Rather than letting crisis drive the change they have a brief window of opportunity to drive through reform. Such reform might, just might, be enough to prevent the onset of ruinous disaster. The first step is to rein back public sector spending NOW, before it is too late. That means no more bailouts, no more financing of the banks, and massive cuts in public expenditure. It is only if the creditors of the West see such action now, that there is any chance that they will keep lending, and thereby give a breathing space for the Western economies to adjust to the re- balancing of the word economy. Such action is, of course, a dream.
A very pessimistic post, but I make no apologies for this. I have always tried to see the situation as it is, not as we would like it to be. I have often said, whilst predicting this disaster, that I would like to be proven wrong. There is no satisfaction in having been proven right, and I hope in this case that the progression of the crisis that I am now predicting will be wrong. However, on my record so far, this is a forlorn hope. I can not not believe my own analysis of the situation....
Note: As ever I have jumped about from the US to the UK to Europe. Please accept my apologies for this, but I hope that there is at least some coherence in the post.
Note 2: It is now apparent that the damage to the western economies is now spreading far and wide. As I have previously suggested, gold seems to be winning, and other commodities are losing. However, for the medium to long term, I would emphasise that commodities will rise again, though (as I have said before) in about 4 years time. I am sticking with my price for oil at around $60 per barrel (or maybe lower?), but suggest that this price may come sooner than my original prediction. Maybe within a year. I also stick by my assertion that emerging economy and commodity producing economies will see their currencies strenghten against the £GB, Euro, and $US, as the current panic settles. From the current state of chaos, the underlying realities behind the world economy will emerge, and that will mean that the Western currencies must fall relative to the rest of the world. Furthermore, as I have explained elswhere, the slack in commodities being produced by the shrinkage of the OECD economies will be taken up by the emerging economies. At that point, expect commodities to return to an upwards ascent.

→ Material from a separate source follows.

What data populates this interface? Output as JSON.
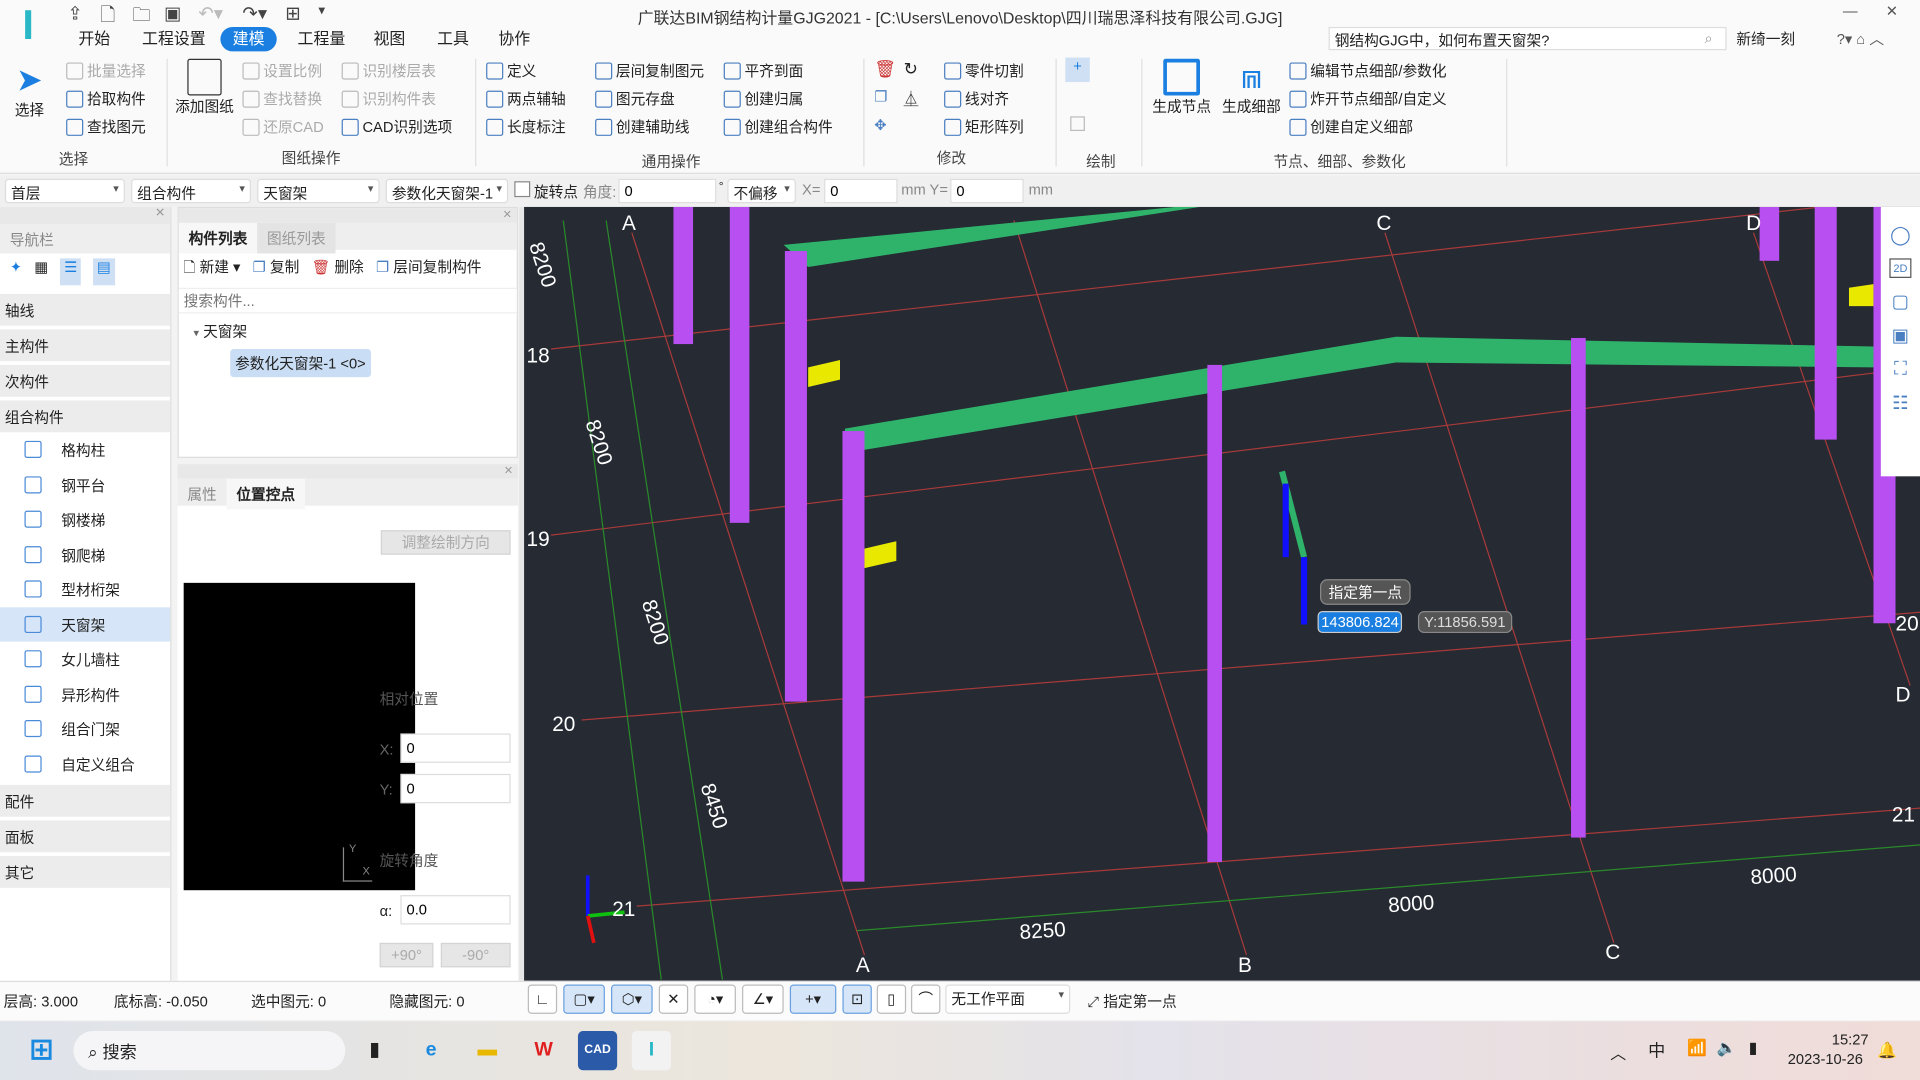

Note 3: A Telegraph article (just published) suggests that the bailout might not be enough....it is amazing how wise everyone can be with hindsight. The real questions that the article should be discussing are how much is 'enough' and where will it come from?
Note 4 Added 8 October: Am I the only one who has noticed? I am sure I can not be, but will post in the assumption that I am. The people who pressed for the financial bailout in the US pointed to the crash in the stockmarkets as one of the reasons for suggesting that the bailout MUST be passed (written in uppercase to reflect the panic effect) to restore 'confidence'. Once the bailout passed, and the stockmarket fell anyway, did any of those who were pushing for the bailout on this basis change their mind? After all, if it was needed to restore confidence, and failed in that task, should they not now be saying that the bailout should be cancelled? It is rather a large sum of money, and if it does not do what is is supposed to.....?